What is expected
Where does the string "placeholder" appear in the listing below? Copy every line where it does.

Dataset excerpts
※ ※ ※

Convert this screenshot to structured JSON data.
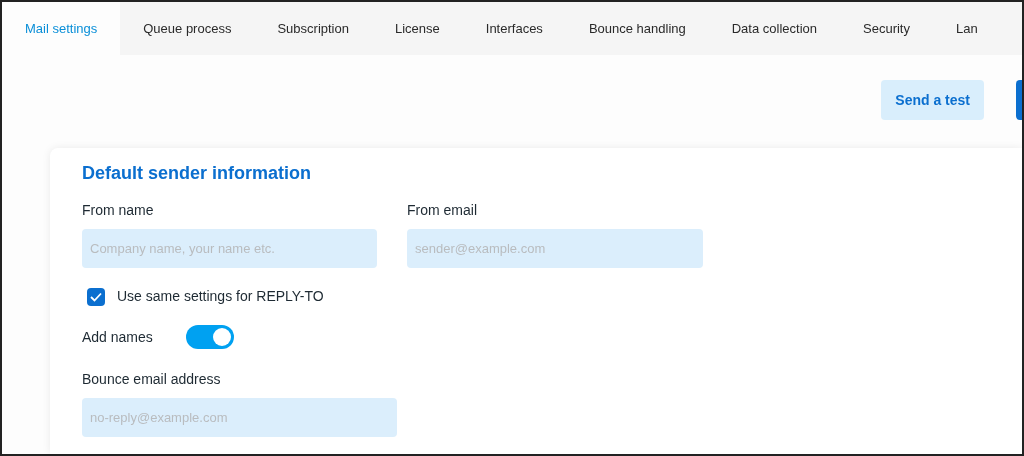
{
  "tabs": [
    {
      "label": "Mail settings",
      "selected": true
    },
    {
      "label": "Queue process",
      "selected": false
    },
    {
      "label": "Subscription",
      "selected": false
    },
    {
      "label": "License",
      "selected": false
    },
    {
      "label": "Interfaces",
      "selected": false
    },
    {
      "label": "Bounce handling",
      "selected": false
    },
    {
      "label": "Data collection",
      "selected": false
    },
    {
      "label": "Security",
      "selected": false
    },
    {
      "label": "Lan",
      "selected": false
    }
  ],
  "toolbar": {
    "send_test_button": "Send a test"
  },
  "card": {
    "title": "Default sender information",
    "from_name": {
      "label": "From name",
      "placeholder": "Company name, your name etc."
    },
    "from_email": {
      "label": "From email",
      "placeholder": "sender@example.com"
    },
    "reply_to": {
      "label": "Use same settings for REPLY-TO",
      "checked": true
    },
    "add_names": {
      "label": "Add names",
      "on": true
    },
    "bounce_email": {
      "label": "Bounce email address",
      "placeholder": "no-reply@example.com"
    }
  }
}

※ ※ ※

Written response
      "placeholder": "Company name, your name etc."
      "placeholder": "sender@example.com"
      "placeholder": "no-reply@example.com"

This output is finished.